ASSIGNMENT: Every line in the data below that includes "label" belongs in the answer, copied as it stands.

RECORDS TO PROCESS:
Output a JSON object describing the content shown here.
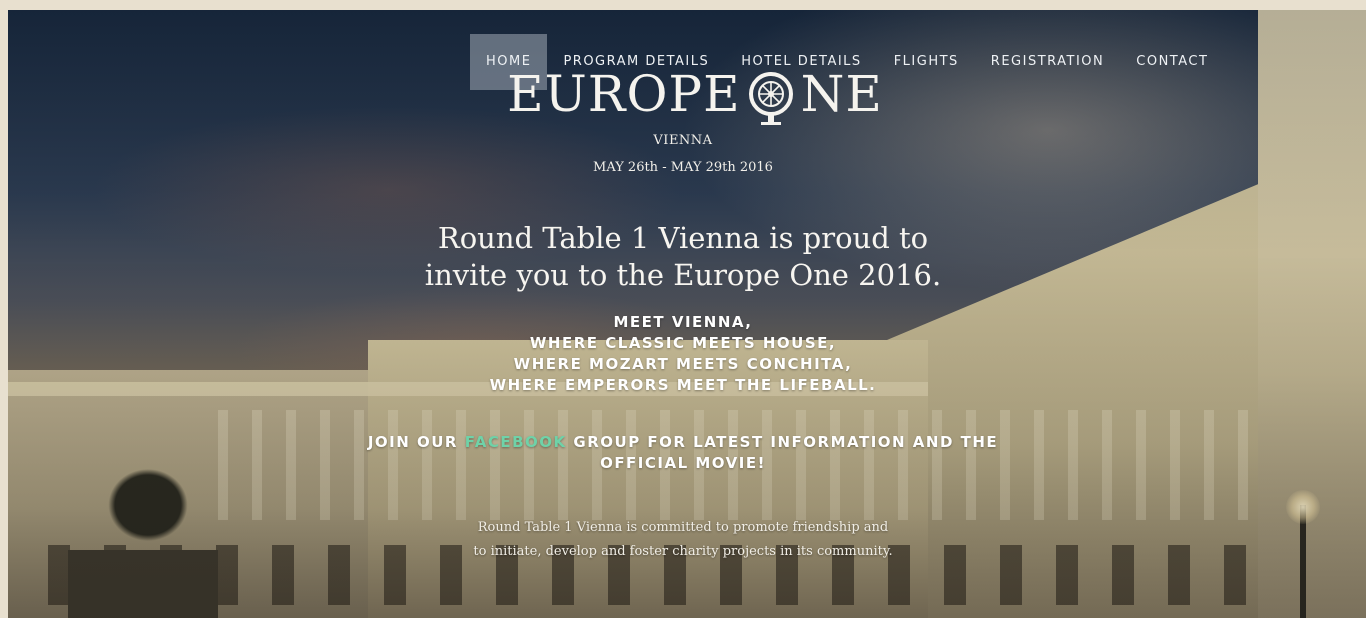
{
  "nav": {
    "items": [
      {
        "label": "HOME",
        "active": true
      },
      {
        "label": "PROGRAM DETAILS",
        "active": false
      },
      {
        "label": "HOTEL DETAILS",
        "active": false
      },
      {
        "label": "FLIGHTS",
        "active": false
      },
      {
        "label": "REGISTRATION",
        "active": false
      },
      {
        "label": "CONTACT",
        "active": false
      }
    ]
  },
  "logo": {
    "word_left": "EUROPE",
    "word_right": "NE",
    "emblem_icon": "round-table-wheel-icon"
  },
  "event": {
    "city": "VIENNA",
    "dates": "MAY 26th - MAY 29th 2016"
  },
  "headline": {
    "line1": "Round Table 1 Vienna is proud to",
    "line2": "invite you to the Europe One 2016."
  },
  "tagline": {
    "line1": "MEET VIENNA,",
    "line2": "WHERE CLASSIC MEETS HOUSE,",
    "line3": "WHERE MOZART MEETS CONCHITA,",
    "line4": "WHERE EMPERORS MEET THE LIFEBALL."
  },
  "join": {
    "prefix": "JOIN OUR ",
    "link": "FACEBOOK",
    "suffix": " GROUP FOR LATEST INFORMATION AND THE",
    "line2": "OFFICIAL MOVIE!"
  },
  "mission": {
    "line1": "Round Table 1 Vienna is committed to promote friendship and",
    "line2": "to initiate, develop and foster charity projects in its community."
  },
  "colors": {
    "accent_link": "#6fd2a8",
    "nav_active_bg": "#a0aab4",
    "text": "#ffffff"
  }
}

ANSWER SECTION:
        "label": "HOME",
        "label": "PROGRAM DETAILS",
        "label": "HOTEL DETAILS",
        "label": "FLIGHTS",
        "label": "REGISTRATION",
        "label": "CONTACT",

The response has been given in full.